• Northern Lincolnshire and Goole FT is to be supported by East Lancashire Hospitals Trust after it was placed in both quality and financial special measures
  • East Lancashire trust is now rated ‘good’ after being placed in special measures four years ago
  • Former interim chief executive remains at trust after appointment of new chief executive

A provider in both financial and quality special measures has been given a “buddy” trust by NHS Improvement to improve its position. 

NHS Improvement has commissioned East Lancashire Hospitals Trust to work with Northern Lincolnshire and Goole Foundation Trust, which was placed in both quality and financial special measures earlier this year.

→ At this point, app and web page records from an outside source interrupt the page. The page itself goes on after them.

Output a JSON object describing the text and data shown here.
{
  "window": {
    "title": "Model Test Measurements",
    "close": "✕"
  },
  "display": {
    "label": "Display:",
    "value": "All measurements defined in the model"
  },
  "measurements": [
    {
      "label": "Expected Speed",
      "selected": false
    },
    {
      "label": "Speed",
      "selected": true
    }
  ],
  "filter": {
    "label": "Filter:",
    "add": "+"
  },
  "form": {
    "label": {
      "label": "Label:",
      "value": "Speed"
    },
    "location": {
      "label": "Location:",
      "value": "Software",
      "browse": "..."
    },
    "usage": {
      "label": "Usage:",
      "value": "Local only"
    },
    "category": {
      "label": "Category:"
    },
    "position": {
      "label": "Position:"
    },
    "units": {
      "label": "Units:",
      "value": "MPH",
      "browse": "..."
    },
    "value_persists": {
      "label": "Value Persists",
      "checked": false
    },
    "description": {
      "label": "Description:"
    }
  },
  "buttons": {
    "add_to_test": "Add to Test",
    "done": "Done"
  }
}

Lyn Simpson, regional managing director for NHS Improvement in the north, said the buddying system had shown “tremendously positive results” in other parts of the country.

She said: “We firmly believe this partnership will be a positive one, which leads to clear and quantifiable outcomes and improvements in healthcare services.”

Peter Reading was appointed chief executive of NLaG last month although HSJ has learned that former interim chief executive Richard Sunley will remain at the trust as deputy chief executive.

Dr Reading said: “We are working to make the necessary improvements to lift ourselves out of special measures for quality and finances, improve our Care Quality Commission ratings and, most importantly, provide the healthcare local people have a right to expect.

“Securing support from ELHT is a significant and welcome step on what will be a challenging journey.”

NLaG, which runs Scunthorpe General Hospital, Diana, Princess of Wales Hospital in Grimsby, and Goole Hospital, is also part of the capped expenditure process. It reported a £10.5m deficit for quarter one, £6.5m worse than planned, and struggles with staff recruitment and retention.

It was also hit by allegations of a patient safety “scandal” and bullying after a whistleblower, who claimed to have held a senior role at the trust for years, said managers were “compromised, bullied and afraid to speak out” about the severity of its problems.

East Lancashire Hospitals was placed in special measures in 2013 but is now rated “good” by the CQC. It will help NLaG to improve quality, patient safety and governance, although full details of the support are still under discussion.

Chief executive Kevin McGee said ELHT would share its experience with NLaG to respond to the special measures regime.

He said: “It has good services and great staff whose commitment, compassion and professionalism are the heart of the trust.

 “They are the key to achieving the progress that is now required.”

Updated at 5.05pm on 5 September to include Mr Sunley’s job title